◆ TASK TO CARRY OUT
Leaving out the pictures, output each record exactly as it stands.

◆ GIVEN RECORDS
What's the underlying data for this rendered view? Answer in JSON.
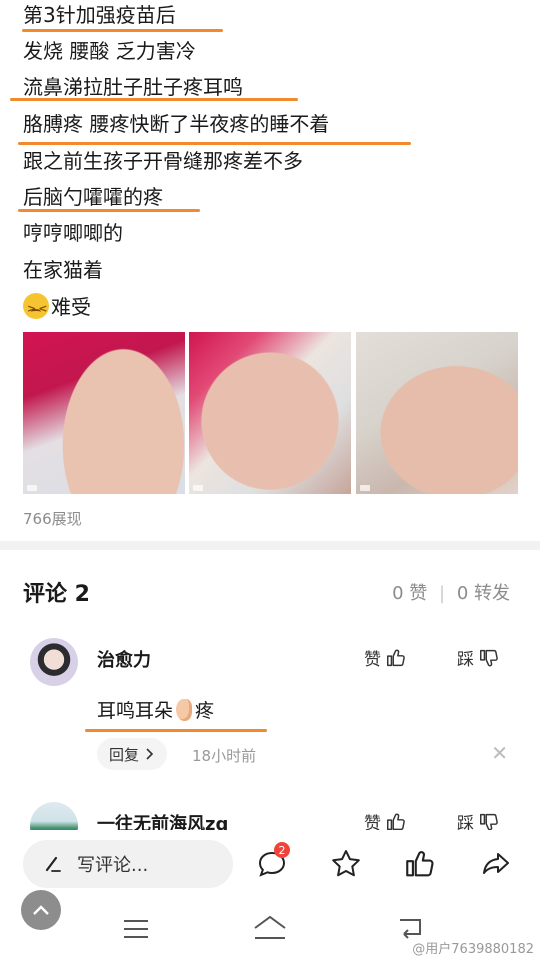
{
  "post": {
    "lines": [
      "第3针加强疫苗后",
      "发烧 腰酸 乏力害冷",
      "流鼻涕拉肚子肚子疼耳鸣",
      "胳膊疼 腰疼快断了半夜疼的睡不着",
      "跟之前生孩子开骨缝那疼差不多",
      "后脑勺嚯嚯的疼",
      "哼哼唧唧的",
      "在家猫着",
      "难受"
    ],
    "emoji_icon": "persevering-face-emoji",
    "views": "766展现",
    "underline_color": "#f08a2c"
  },
  "comments_header": {
    "title": "评论 2",
    "likes": "0 赞",
    "separator": "|",
    "reposts": "0 转发"
  },
  "comments": [
    {
      "user": "治愈力",
      "like_label": "赞",
      "dislike_label": "踩",
      "text_before": "耳鸣耳朵",
      "text_after": "疼",
      "reply_label": "回复",
      "time": "18小时前"
    },
    {
      "user": "一往无前海风zq",
      "like_label": "赞",
      "dislike_label": "踩"
    }
  ],
  "bottom_bar": {
    "comment_placeholder": "写评论...",
    "message_badge": "2"
  },
  "watermark": "@用户7639880182"
}
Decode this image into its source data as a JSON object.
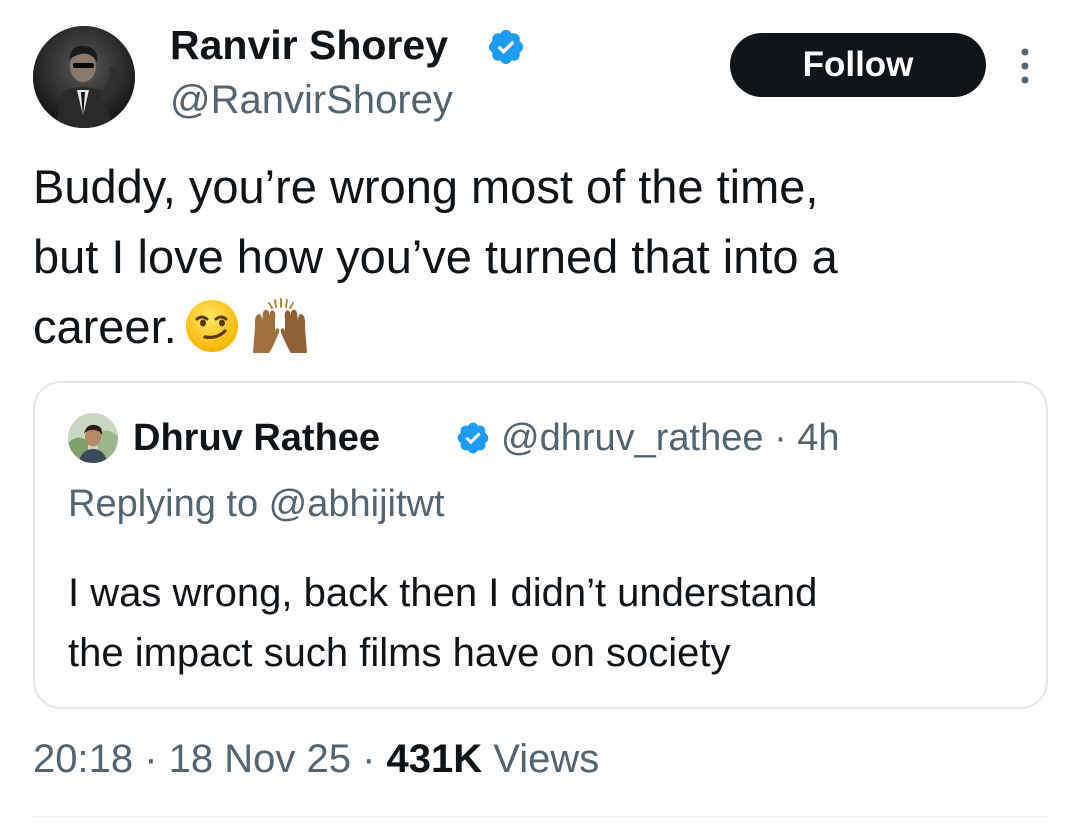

◆ TASK RESULT
What's the underlying data for this rendered view? Answer in JSON.
{
  "post": {
    "lines": [
      "第3针加强疫苗后",
      "发烧 腰酸 乏力害冷",
      "流鼻涕拉肚子肚子疼耳鸣",
      "胳膊疼 腰疼快断了半夜疼的睡不着",
      "跟之前生孩子开骨缝那疼差不多",
      "后脑勺嚯嚯的疼",
      "哼哼唧唧的",
      "在家猫着",
      "难受"
    ],
    "emoji_icon": "persevering-face-emoji",
    "views": "766展现",
    "underline_color": "#f08a2c"
  },
  "comments_header": {
    "title": "评论 2",
    "likes": "0 赞",
    "separator": "|",
    "reposts": "0 转发"
  },
  "comments": [
    {
      "user": "治愈力",
      "like_label": "赞",
      "dislike_label": "踩",
      "text_before": "耳鸣耳朵",
      "text_after": "疼",
      "reply_label": "回复",
      "time": "18小时前"
    },
    {
      "user": "一往无前海风zq",
      "like_label": "赞",
      "dislike_label": "踩"
    }
  ],
  "bottom_bar": {
    "comment_placeholder": "写评论...",
    "message_badge": "2"
  },
  "watermark": "@用户7639880182"
}
Decode this image into its source data as a JSON object.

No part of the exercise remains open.